→ **Aim of the task**
Identify, in the records below, every line where the string "sensitive" appears, and copy each such line.

→ **Entries provided**
*** Begin section ***
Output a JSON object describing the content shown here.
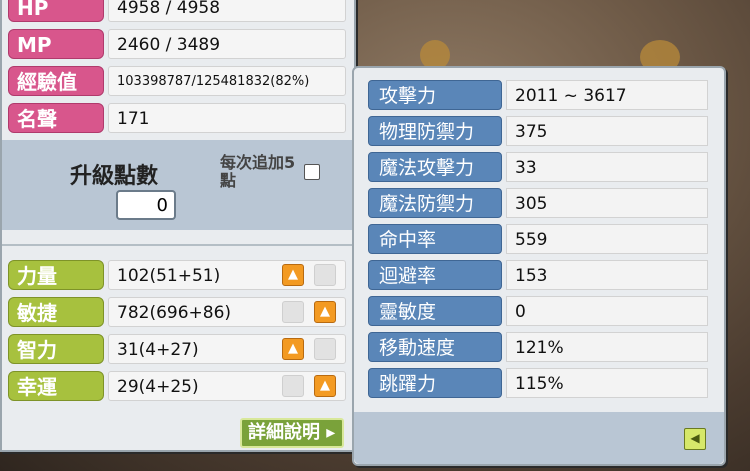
{
  "basic_stats": [
    {
      "label": "HP",
      "value": "4958 / 4958"
    },
    {
      "label": "MP",
      "value": "2460 / 3489"
    },
    {
      "label": "經驗值",
      "value": "103398787/125481832(82%)"
    },
    {
      "label": "名聲",
      "value": "171"
    }
  ],
  "ability_points": {
    "label": "升級點數",
    "value": "0",
    "auto_add_label": "每次追加5點",
    "auto_add_checked": false
  },
  "main_stats": [
    {
      "label": "力量",
      "value": "102(51+51)",
      "up_enabled": true
    },
    {
      "label": "敏捷",
      "value": "782(696+86)",
      "up_enabled": true
    },
    {
      "label": "智力",
      "value": "31(4+27)",
      "up_enabled": true
    },
    {
      "label": "幸運",
      "value": "29(4+25)",
      "up_enabled": true
    }
  ],
  "detail_button_label": "詳細說明",
  "detail_stats": [
    {
      "label": "攻擊力",
      "value": "2011 ~ 3617"
    },
    {
      "label": "物理防禦力",
      "value": "375"
    },
    {
      "label": "魔法攻擊力",
      "value": "33"
    },
    {
      "label": "魔法防禦力",
      "value": "305"
    },
    {
      "label": "命中率",
      "value": "559"
    },
    {
      "label": "迴避率",
      "value": "153"
    },
    {
      "label": "靈敏度",
      "value": "0"
    },
    {
      "label": "移動速度",
      "value": "121%"
    },
    {
      "label": "跳躍力",
      "value": "115%"
    }
  ],
  "colors": {
    "pink_tag": "#d8568c",
    "green_tag": "#a7c13e",
    "blue_tag": "#5a86b8",
    "up_button": "#f39a22"
  },
  "icons": {
    "up": "arrow-up-icon",
    "close": "arrow-left-icon"
  }
}
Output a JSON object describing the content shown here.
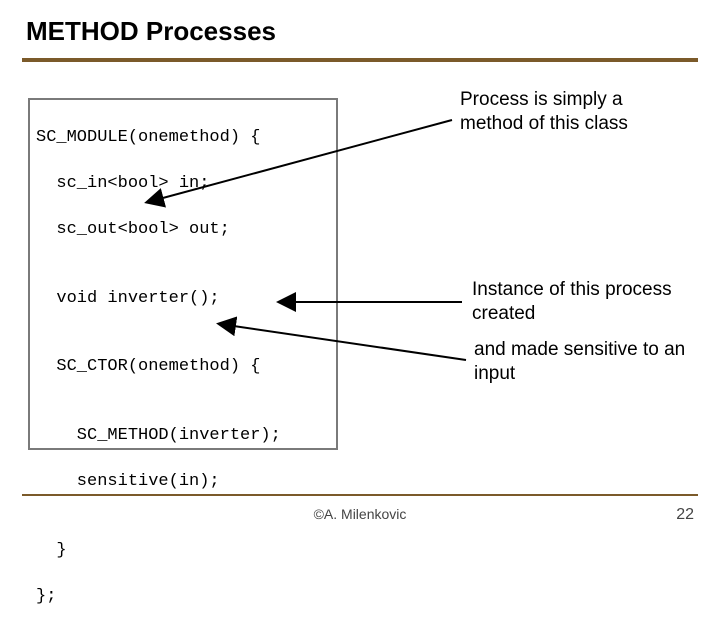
{
  "title": "METHOD Processes",
  "code": {
    "l01": "SC_MODULE(onemethod) {",
    "l02": "  sc_in<bool> in;",
    "l03": "  sc_out<bool> out;",
    "l04": "",
    "l05": "  void inverter();",
    "l06": "",
    "l07": "  SC_CTOR(onemethod) {",
    "l08": "",
    "l09": "    SC_METHOD(inverter);",
    "l10": "    sensitive(in);",
    "l11": "",
    "l12": "  }",
    "l13": "};"
  },
  "annot": {
    "a1": "Process is simply a method of this class",
    "a2": "Instance of this process created",
    "a3": "and made sensitive to an input"
  },
  "footer": {
    "author": "©A. Milenkovic",
    "page": "22"
  }
}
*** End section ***
→ **Exercise output**
    "l10": "    sensitive(in);",
    "a3": "and made sensitive to an input"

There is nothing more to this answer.